[SUPPLIED DATA]
• • •

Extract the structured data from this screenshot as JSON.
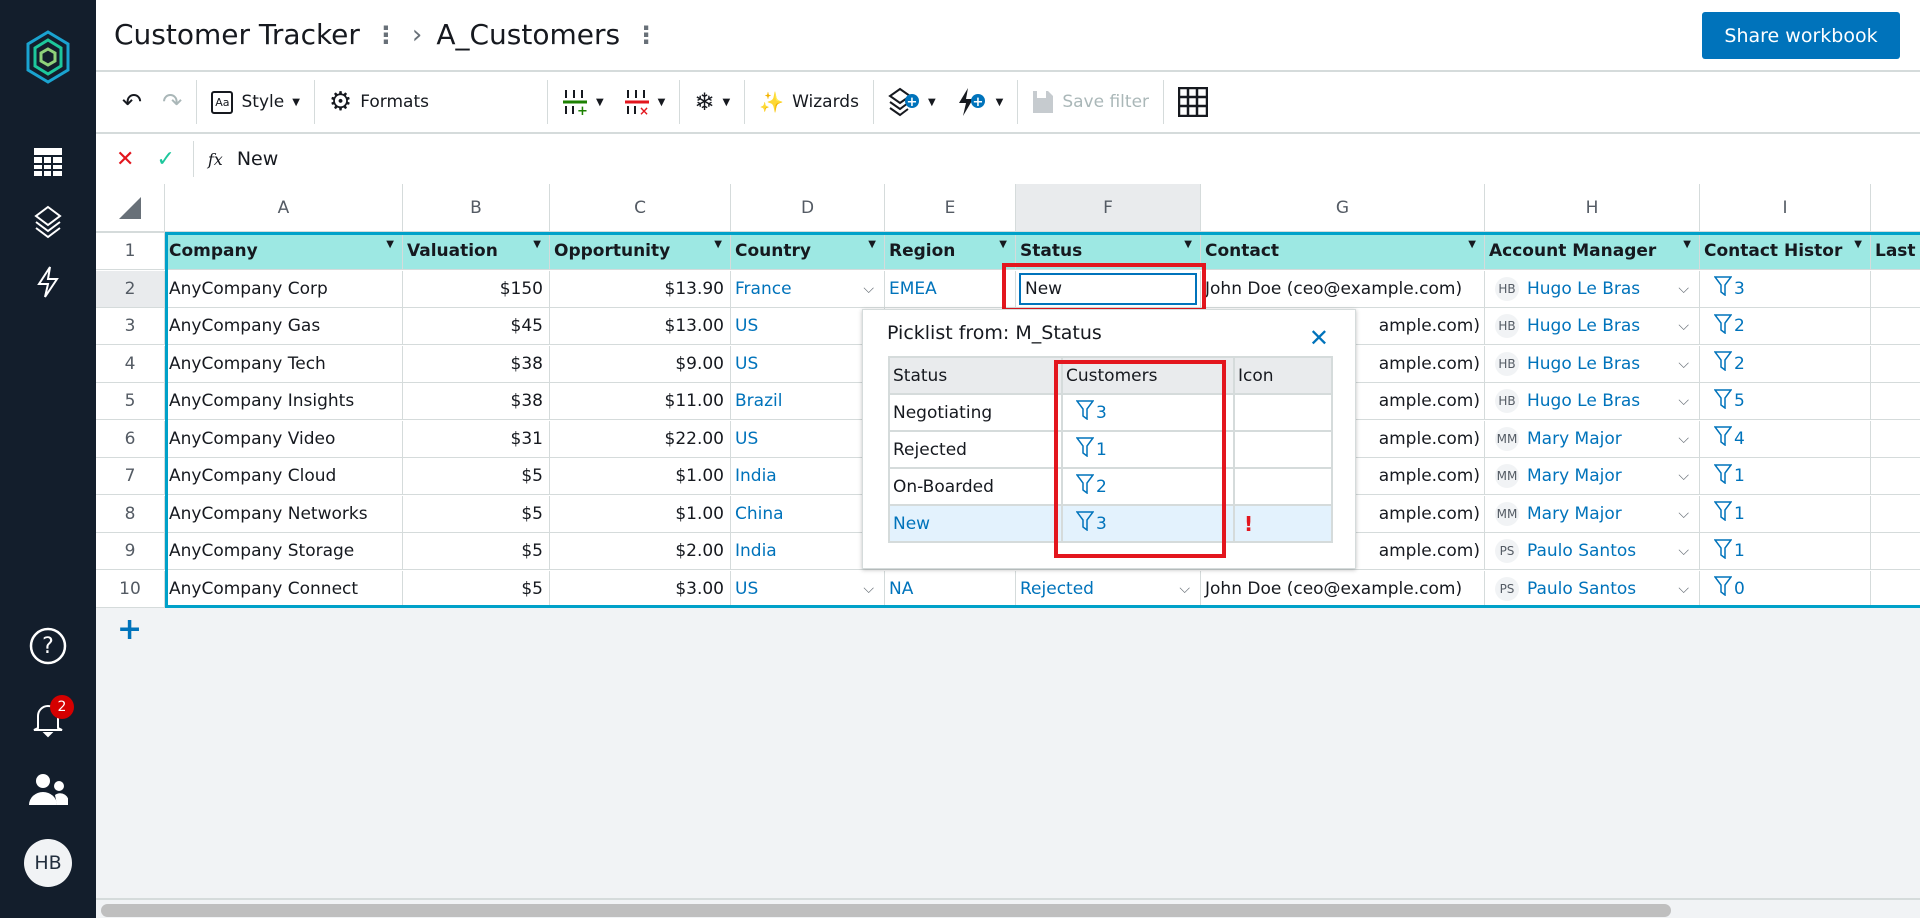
{
  "app": {
    "notifications": 2,
    "user_initials": "HB"
  },
  "header": {
    "workbook": "Customer Tracker",
    "sheet": "A_Customers",
    "share_label": "Share workbook"
  },
  "toolbar": {
    "style": "Style",
    "formats": "Formats",
    "wizards": "Wizards",
    "save_filter": "Save filter"
  },
  "formula": {
    "fx": "fx",
    "value": "New"
  },
  "columns": [
    "A",
    "B",
    "C",
    "D",
    "E",
    "F",
    "G",
    "H",
    "I"
  ],
  "headers": [
    "Company",
    "Valuation",
    "Opportunity",
    "Country",
    "Region",
    "Status",
    "Contact",
    "Account Manager",
    "Contact Histor",
    "Last C"
  ],
  "rows": [
    {
      "n": "2",
      "company": "AnyCompany Corp",
      "valuation": "$150",
      "opportunity": "$13.90",
      "country": "France",
      "region": "EMEA",
      "status": "New",
      "contact": "John Doe (ceo@example.com)",
      "mgr_initials": "HB",
      "manager": "Hugo Le Bras",
      "history": "3"
    },
    {
      "n": "3",
      "company": "AnyCompany Gas",
      "valuation": "$45",
      "opportunity": "$13.00",
      "country": "US",
      "contact": "ample.com)",
      "mgr_initials": "HB",
      "manager": "Hugo Le Bras",
      "history": "2"
    },
    {
      "n": "4",
      "company": "AnyCompany Tech",
      "valuation": "$38",
      "opportunity": "$9.00",
      "country": "US",
      "contact": "ample.com)",
      "mgr_initials": "HB",
      "manager": "Hugo Le Bras",
      "history": "2"
    },
    {
      "n": "5",
      "company": "AnyCompany Insights",
      "valuation": "$38",
      "opportunity": "$11.00",
      "country": "Brazil",
      "contact": "ample.com)",
      "mgr_initials": "HB",
      "manager": "Hugo Le Bras",
      "history": "5"
    },
    {
      "n": "6",
      "company": "AnyCompany Video",
      "valuation": "$31",
      "opportunity": "$22.00",
      "country": "US",
      "contact": "ample.com)",
      "mgr_initials": "MM",
      "manager": "Mary Major",
      "history": "4"
    },
    {
      "n": "7",
      "company": "AnyCompany Cloud",
      "valuation": "$5",
      "opportunity": "$1.00",
      "country": "India",
      "contact": "ample.com)",
      "mgr_initials": "MM",
      "manager": "Mary Major",
      "history": "1"
    },
    {
      "n": "8",
      "company": "AnyCompany Networks",
      "valuation": "$5",
      "opportunity": "$1.00",
      "country": "China",
      "contact": "ample.com)",
      "mgr_initials": "MM",
      "manager": "Mary Major",
      "history": "1"
    },
    {
      "n": "9",
      "company": "AnyCompany Storage",
      "valuation": "$5",
      "opportunity": "$2.00",
      "country": "India",
      "contact": "ample.com)",
      "mgr_initials": "PS",
      "manager": "Paulo Santos",
      "history": "1"
    },
    {
      "n": "10",
      "company": "AnyCompany Connect",
      "valuation": "$5",
      "opportunity": "$3.00",
      "country": "US",
      "region": "NA",
      "status": "Rejected",
      "contact": "John Doe (ceo@example.com)",
      "mgr_initials": "PS",
      "manager": "Paulo Santos",
      "history": "0"
    }
  ],
  "picklist": {
    "title": "Picklist from: M_Status",
    "headers": [
      "Status",
      "Customers",
      "Icon"
    ],
    "items": [
      {
        "status": "Negotiating",
        "customers": "3"
      },
      {
        "status": "Rejected",
        "customers": "1"
      },
      {
        "status": "On-Boarded",
        "customers": "2"
      },
      {
        "status": "New",
        "customers": "3",
        "icon": "exclamation-icon",
        "selected": true
      }
    ]
  },
  "colors": {
    "accent": "#0073bb",
    "header_fill": "#9de8e3",
    "table_border": "#00a1c9",
    "highlight": "#e3161e",
    "sidebar": "#131e2c"
  }
}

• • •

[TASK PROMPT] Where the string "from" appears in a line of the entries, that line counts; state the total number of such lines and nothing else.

[EXERCISE RESPONSE] 2